When it comes to identification, there are some fun little stories you can remember to help you positively identify her in the wild.
First, remember that the queen has hairy legs. Back in the day, ladies didn’t shave their legs, and neither did Queen Anne. This sets her apart from some of her common look-alike herbs with white flowers, namely the two deadly hemlocks (Conium maculatum and Cicuta spp.) and yarrow (Achillea millefolium) as these plants have hairless stems. Speaking of her hairy legs, the queen’s are typically solid green color, whereas the deadly hemlock’s often have purple spotting on them.

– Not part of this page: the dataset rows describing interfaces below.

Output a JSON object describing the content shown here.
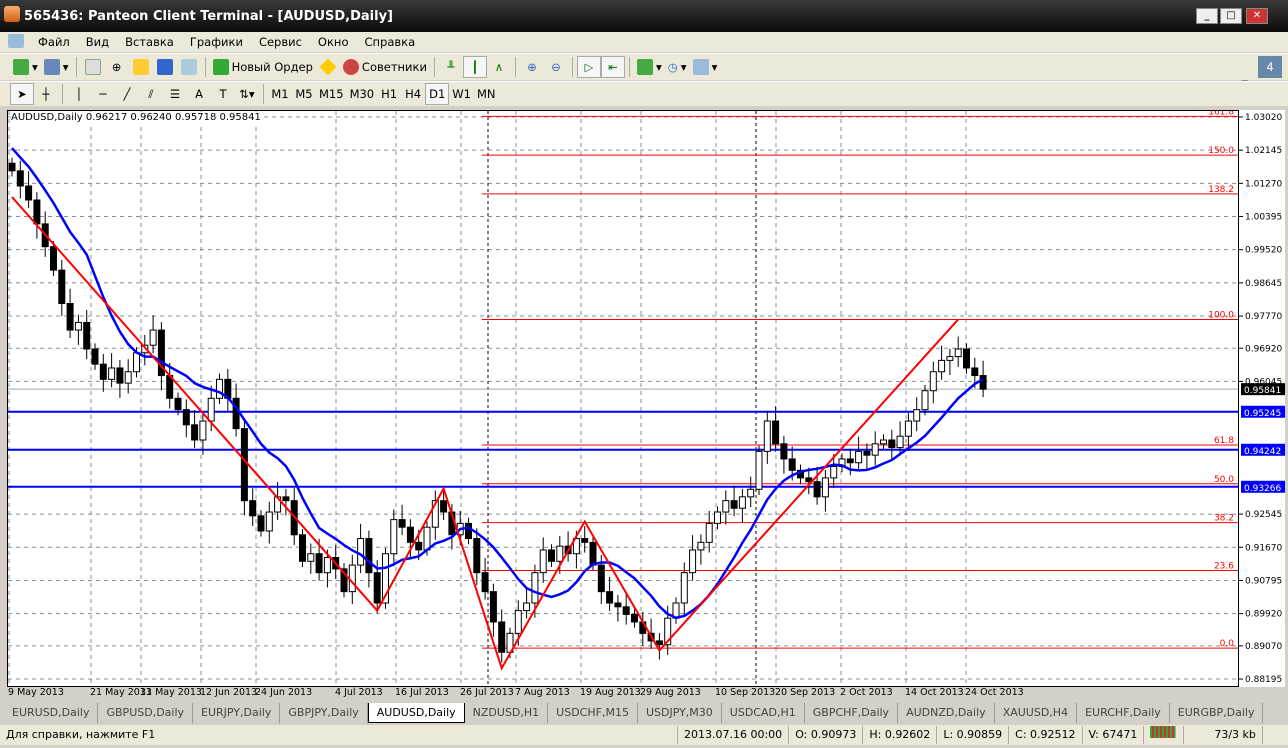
{
  "window": {
    "title": "565436: Panteon Client Terminal - [AUDUSD,Daily]",
    "minimize": "_",
    "maximize": "□",
    "close": "✕"
  },
  "menu": [
    "Файл",
    "Вид",
    "Вставка",
    "Графики",
    "Сервис",
    "Окно",
    "Справка"
  ],
  "toolbar": {
    "new_order": "Новый Ордер",
    "experts": "Советники"
  },
  "timeframes": [
    "M1",
    "M5",
    "M15",
    "M30",
    "H1",
    "H4",
    "D1",
    "W1",
    "MN"
  ],
  "active_timeframe": "D1",
  "chart": {
    "header": "AUDUSD,Daily  0.96217 0.96240 0.95718 0.95841",
    "bid": "0.95841",
    "price_ticks": [
      "1.03020",
      "1.02145",
      "1.01270",
      "1.00395",
      "0.99520",
      "0.98645",
      "0.97770",
      "0.96920",
      "0.96045",
      "0.92545",
      "0.91670",
      "0.90795",
      "0.89920",
      "0.89070",
      "0.88195"
    ],
    "horizontal_lines": [
      {
        "label": "0.95245",
        "value": 0.95245
      },
      {
        "label": "0.94242",
        "value": 0.94242
      },
      {
        "label": "0.93266",
        "value": 0.93266
      }
    ],
    "fibo": {
      "low": 0.8901,
      "high": 0.9768,
      "levels": [
        "0.0",
        "23.6",
        "38.2",
        "50.0",
        "61.8",
        "100.0",
        "138.2",
        "150.0",
        "161.8"
      ]
    },
    "time_labels": [
      "9 May 2013",
      "21 May 2013",
      "31 May 2013",
      "12 Jun 2013",
      "24 Jun 2013",
      "4 Jul 2013",
      "16 Jul 2013",
      "26 Jul 2013",
      "7 Aug 2013",
      "19 Aug 2013",
      "29 Aug 2013",
      "10 Sep 2013",
      "20 Sep 2013",
      "2 Oct 2013",
      "14 Oct 2013",
      "24 Oct 2013"
    ],
    "zigzag": [
      1.0091,
      0.9,
      0.9322,
      0.8848,
      0.9235,
      0.8895,
      0.9768
    ],
    "closes": [
      1.016,
      1.012,
      1.0083,
      1.002,
      0.996,
      0.9898,
      0.981,
      0.974,
      0.976,
      0.969,
      0.965,
      0.961,
      0.964,
      0.96,
      0.963,
      0.968,
      0.97,
      0.974,
      0.962,
      0.956,
      0.953,
      0.949,
      0.945,
      0.95,
      0.956,
      0.961,
      0.956,
      0.948,
      0.929,
      0.925,
      0.921,
      0.926,
      0.93,
      0.929,
      0.92,
      0.913,
      0.915,
      0.91,
      0.914,
      0.911,
      0.905,
      0.912,
      0.919,
      0.91,
      0.902,
      0.915,
      0.924,
      0.922,
      0.918,
      0.916,
      0.922,
      0.929,
      0.926,
      0.92,
      0.923,
      0.919,
      0.91,
      0.905,
      0.897,
      0.889,
      0.894,
      0.9,
      0.902,
      0.91,
      0.916,
      0.913,
      0.917,
      0.915,
      0.919,
      0.918,
      0.912,
      0.905,
      0.902,
      0.901,
      0.899,
      0.897,
      0.894,
      0.892,
      0.891,
      0.898,
      0.902,
      0.91,
      0.916,
      0.918,
      0.923,
      0.926,
      0.929,
      0.927,
      0.93,
      0.932,
      0.942,
      0.95,
      0.944,
      0.94,
      0.937,
      0.935,
      0.934,
      0.93,
      0.935,
      0.938,
      0.94,
      0.939,
      0.942,
      0.941,
      0.944,
      0.945,
      0.943,
      0.946,
      0.95,
      0.953,
      0.958,
      0.963,
      0.966,
      0.967,
      0.969,
      0.964,
      0.962,
      0.9584
    ],
    "colors": {
      "zigzag": "#ff0000",
      "ma": "#0000ff",
      "levels": "#0000ff",
      "fibo": "#ff0000"
    }
  },
  "tabs": [
    "EURUSD,Daily",
    "GBPUSD,Daily",
    "EURJPY,Daily",
    "GBPJPY,Daily",
    "AUDUSD,Daily",
    "NZDUSD,H1",
    "USDCHF,M15",
    "USDJPY,M30",
    "USDCAD,H1",
    "GBPCHF,Daily",
    "AUDNZD,Daily",
    "XAUUSD,H4",
    "EURCHF,Daily",
    "EURGBP,Daily"
  ],
  "active_tab": "AUDUSD,Daily",
  "status": {
    "help": "Для справки, нажмите F1",
    "time": "2013.07.16 00:00",
    "open": "O: 0.90973",
    "high": "H: 0.92602",
    "low": "L: 0.90859",
    "close": "C: 0.92512",
    "volume": "V: 67471",
    "traffic": "73/3 kb"
  }
}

Next, don’t forget that the queen pricked her finger while making lace and left a drop of blood in the center. This is sometimes useful as queen Anne’s lace often has a black-purple colored spot in the very center of the creamy white lacy flowers. While this isn’t true of all of her flowers, you can see this characteristic on some of them.
Lastly, the queen became a bird watcher in her old age. As I mentioned before, older Queen Anne’s lace flowers tend to curl up on themselves, forming a bird’s nest shape. This is another good identifying characteristic of this plant.
If you’ve never identified Queen Anne’s lace in the wild, it’s always a good idea to use a field guide, watch plant walk videos, or take a seasoned forager along with you to help you properly learn how to spot her from other similar looking plants. As I said before, it can be deadly to mistake the queen! Once you learn to properly identify her, though, the differences between her and her look-alikes will be as clear as day and night to you, and you’ll wonder how you ever felt confused about these plants.
Now that you’re more familiar with how to identify this lovely flower, let’s move on to some fun folk stories. As you know, folklore regarding plants are stories, tales, and sayings passed down from generation to generation. Most of these are unsubstantiated, but they are fun to know about nonetheless.
Queen Anne’s lace is named after Queen Anne of Denmark, wife to King James I (who is famously known for commissioning the 1611 translation of the Bible for the church of England). It is said that some of the queen’s friends challenged her to create lace as beautiful as a flower, and while doing so, she pricked her finger and left a drop of blood in the center of the lace (Phillips, 2012).
The lacey flowers typically bloom from late May to late August. It is said that Queen Anne often traveled in May, so when Queen Anne’s lace flowers began to appear all along the roadsides, the village people believed the roads had been decorated for her.
Another interesting thought behind Queen Anne’s lace is the symbolism of the plant. The flowers are believed to represent sanctuary. Perhaps this is in part to the umbrella and bird’s nest shapes of the flowers, and it is thought that if you find a forked root, you are lucky indeed!
Queen Anne’s lace seeds are traditionally harvested on the first windy day nearest the full moon after the bird’s nest forms. To do this, collect the flower heads and rub them gently between your hands while outdoors over a white plate. The dark seeds will fall on the plate, and the wind will blow the chaff away (Rago, 2000).
Ancient folklore also says that eating the dark-colored middle flower of Queen Anne’s lace can help reduce the occurrence of epileptic seizures, but there is no known science to back up this assumption.
Lastly, this delicate flower is also known as mother die by some, and according to superstition, if you brought it into your house, your mother would die.
Now that we’ve explored some interesting folklore and learned how to identify this beautiful wild plant, see our post “Queen Anne’s Lace Part II: Traditional and Modern Uses” to learn how this plant has been used for wellness purposes.
Codakas, C. (2018). Poison hemlock: How to identify & potential look-alikes. [Online Article] Retrieved from https://www.growforagecookferment.com/poison-hemlock/
Melough, M.M., Cho, E., & Chun, O.K. (2018). Furocoumarins: A review of biochemical activities, dietary sources and intake, and potential health risks. Food and Chemical Toxicology, 113, 99-107.
Phillips, S. (2012). An encyclopedia of plants in myth, legend, magic & lore. London: Robert Hale Publishing.
Rago, L.O. (2000). Blackberry cove herbal. Sterling, Virginia: Capital Books, Inc.